rule tells me that when I take the derivative in (16) I need to keep track of
these.” In fact, you must treat ∂c_{t}∕∂m_{t} and ∂h_{t+1}∕∂m_{t} as zero here.
The reason is that this is a partial derivative with respect to m_{t}. The
dependence of c_{t} (and indirectly h_{t+1}) on m_{t} has already been taken
care of in the two terms in (15) that were equal to zero. The confusion
here is caused largely by the fact that partial diﬀerentiation is an area
where standard mathematical notation is basically confusing and poorly
chosen.^{2}

The shortest way to obtain the end result is, as in the single variable problem,
to start with Bellman’s equation and take the partial derivative with
respect to m_{t} directly (treating the problem as though c_{t} were a constant):

Whichever way you do it, substituting (17) into the FOC equation (8) gives

The intuition for this is as follows. The marginal value of wealth must be equal
to the marginal value associated with a tiny bit more consumption. In the
presence of habits, the extra consumption yields extra utility today u_{t}^{c} but
aﬀects value next period by v_{t+1}^{h} (which is a negative number), the
discounted consequence of which from today’s perspective is the βv_{t+1}^{h}
term.

In a problem with two state variables, the Envelope theorem can be applied to each state (and indeed in general must be applied in order to solve the model).

Again let’s start the brute force way by working through the total derivative of
v_{t}. For this problem, the total derivative (again denoting dc_{t}(m_{t},h_{t})∕dh_{t} as
dc_{t}∕dh_{t}) is:

Turning now to more direct use of the envelope theorem, the Chain Rule tells us

From (20) this implies that
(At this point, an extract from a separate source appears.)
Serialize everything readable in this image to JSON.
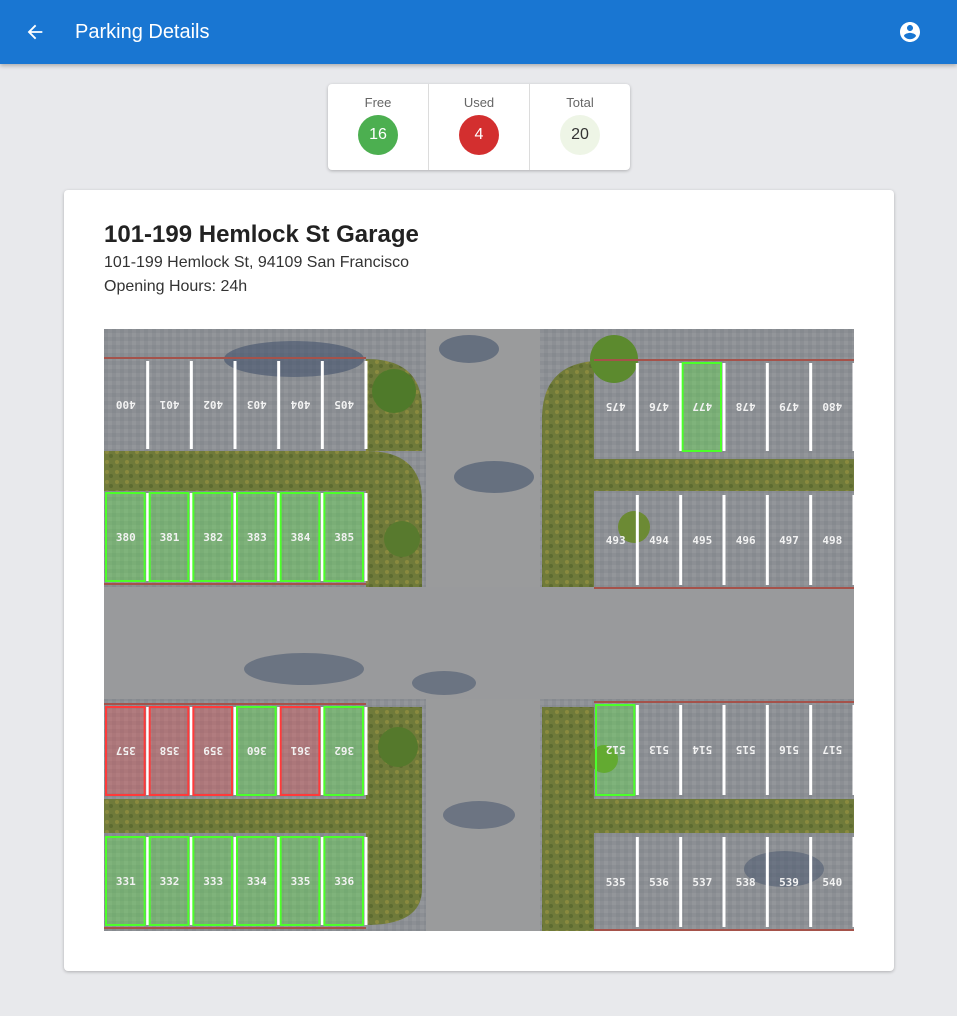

Now assume that the utility function takes the speciﬁc form

Substituting these into equation (31) we obtain,

Now assume that there is a solution in which marginal utility of consumption
grows at a constant rate over time, f_{t}^{′} = kf_{t+1}^{′} and substitute into (35)

Now make the ﬁnal assumption that f(z) = z^{1−ρ}∕(1 − ρ), implying of course
that f^{′}(z) = z^{−ρ}. Equation (36) can be rewritten

Substituting (44) into (39) gives

Thus, this formulation of habit formation implies that the growth rate of consumption is serially correlated.

Carroll, Christopher D. (2000): “Solving Consumption Models with Multiplicative Habits,” Economics Letters, 68(1), 67–77, http://econ.jhu.edu/people/ccarroll/HabitsEconLett.pdf.